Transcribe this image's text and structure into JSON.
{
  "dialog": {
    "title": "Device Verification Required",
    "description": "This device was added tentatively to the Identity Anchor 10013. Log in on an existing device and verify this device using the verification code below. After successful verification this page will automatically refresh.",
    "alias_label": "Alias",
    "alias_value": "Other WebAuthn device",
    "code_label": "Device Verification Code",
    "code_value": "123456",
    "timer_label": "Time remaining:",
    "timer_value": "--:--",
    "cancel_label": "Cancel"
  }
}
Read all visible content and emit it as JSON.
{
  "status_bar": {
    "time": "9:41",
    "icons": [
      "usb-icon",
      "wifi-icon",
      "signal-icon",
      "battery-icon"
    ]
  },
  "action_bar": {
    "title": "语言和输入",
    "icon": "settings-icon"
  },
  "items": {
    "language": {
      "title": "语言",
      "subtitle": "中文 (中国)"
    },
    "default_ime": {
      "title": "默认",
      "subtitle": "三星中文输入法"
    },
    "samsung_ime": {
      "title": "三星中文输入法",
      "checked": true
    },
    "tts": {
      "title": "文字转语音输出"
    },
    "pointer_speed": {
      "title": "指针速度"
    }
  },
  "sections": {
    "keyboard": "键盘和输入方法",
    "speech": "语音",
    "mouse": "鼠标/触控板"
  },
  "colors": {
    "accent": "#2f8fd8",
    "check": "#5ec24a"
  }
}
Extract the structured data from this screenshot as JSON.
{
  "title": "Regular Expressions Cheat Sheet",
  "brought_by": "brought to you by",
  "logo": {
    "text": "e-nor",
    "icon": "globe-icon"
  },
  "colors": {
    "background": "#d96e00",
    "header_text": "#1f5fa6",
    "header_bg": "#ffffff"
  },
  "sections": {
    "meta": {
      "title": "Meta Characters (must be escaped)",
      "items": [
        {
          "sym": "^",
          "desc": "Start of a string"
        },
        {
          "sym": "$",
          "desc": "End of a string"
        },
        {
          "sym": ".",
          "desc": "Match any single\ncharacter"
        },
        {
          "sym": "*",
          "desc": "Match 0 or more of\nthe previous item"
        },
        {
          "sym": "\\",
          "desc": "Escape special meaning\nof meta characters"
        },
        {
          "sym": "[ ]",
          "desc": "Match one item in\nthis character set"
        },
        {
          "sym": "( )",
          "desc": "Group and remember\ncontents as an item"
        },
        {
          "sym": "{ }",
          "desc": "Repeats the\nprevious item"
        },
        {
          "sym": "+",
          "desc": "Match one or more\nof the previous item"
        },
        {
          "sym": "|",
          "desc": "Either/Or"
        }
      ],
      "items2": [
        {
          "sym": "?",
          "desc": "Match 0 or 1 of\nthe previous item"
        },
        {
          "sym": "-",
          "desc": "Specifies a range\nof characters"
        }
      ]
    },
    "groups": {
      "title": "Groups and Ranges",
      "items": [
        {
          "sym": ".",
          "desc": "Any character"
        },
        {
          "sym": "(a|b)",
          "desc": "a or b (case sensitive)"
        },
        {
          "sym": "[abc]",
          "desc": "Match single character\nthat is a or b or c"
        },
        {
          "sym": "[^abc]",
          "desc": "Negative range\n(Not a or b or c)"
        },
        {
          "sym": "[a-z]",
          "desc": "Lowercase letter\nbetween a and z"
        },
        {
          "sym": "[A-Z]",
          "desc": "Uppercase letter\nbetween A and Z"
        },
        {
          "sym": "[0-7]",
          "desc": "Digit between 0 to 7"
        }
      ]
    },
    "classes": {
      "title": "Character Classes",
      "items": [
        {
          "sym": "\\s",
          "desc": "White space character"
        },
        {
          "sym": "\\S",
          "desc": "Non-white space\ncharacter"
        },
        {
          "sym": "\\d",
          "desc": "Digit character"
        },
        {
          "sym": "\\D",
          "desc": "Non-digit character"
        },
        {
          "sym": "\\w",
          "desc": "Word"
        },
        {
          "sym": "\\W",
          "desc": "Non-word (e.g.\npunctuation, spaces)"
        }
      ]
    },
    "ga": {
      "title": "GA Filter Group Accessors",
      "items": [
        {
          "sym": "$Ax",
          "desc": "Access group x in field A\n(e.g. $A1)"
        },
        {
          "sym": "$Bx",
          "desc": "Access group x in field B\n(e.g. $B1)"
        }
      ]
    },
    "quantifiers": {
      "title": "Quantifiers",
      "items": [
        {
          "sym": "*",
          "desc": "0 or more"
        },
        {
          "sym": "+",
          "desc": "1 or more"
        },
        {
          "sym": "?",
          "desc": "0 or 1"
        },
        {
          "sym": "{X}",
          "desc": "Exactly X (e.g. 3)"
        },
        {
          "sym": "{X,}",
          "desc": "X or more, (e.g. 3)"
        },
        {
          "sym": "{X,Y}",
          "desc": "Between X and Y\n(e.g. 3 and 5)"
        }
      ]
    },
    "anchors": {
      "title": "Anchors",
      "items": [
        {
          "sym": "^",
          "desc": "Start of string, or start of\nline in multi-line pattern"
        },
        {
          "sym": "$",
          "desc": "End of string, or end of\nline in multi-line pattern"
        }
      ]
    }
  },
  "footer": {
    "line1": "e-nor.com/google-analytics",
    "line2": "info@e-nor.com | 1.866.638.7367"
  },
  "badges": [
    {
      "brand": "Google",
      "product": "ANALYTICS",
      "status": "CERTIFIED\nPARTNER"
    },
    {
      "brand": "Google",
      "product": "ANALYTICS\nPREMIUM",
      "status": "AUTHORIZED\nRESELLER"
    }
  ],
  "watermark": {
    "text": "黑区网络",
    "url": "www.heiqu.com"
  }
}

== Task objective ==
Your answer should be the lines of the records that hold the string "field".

== Solution for this exercise ==
          "desc": "Access group x in field A\n(e.g. $A1)"
          "desc": "Access group x in field B\n(e.g. $B1)"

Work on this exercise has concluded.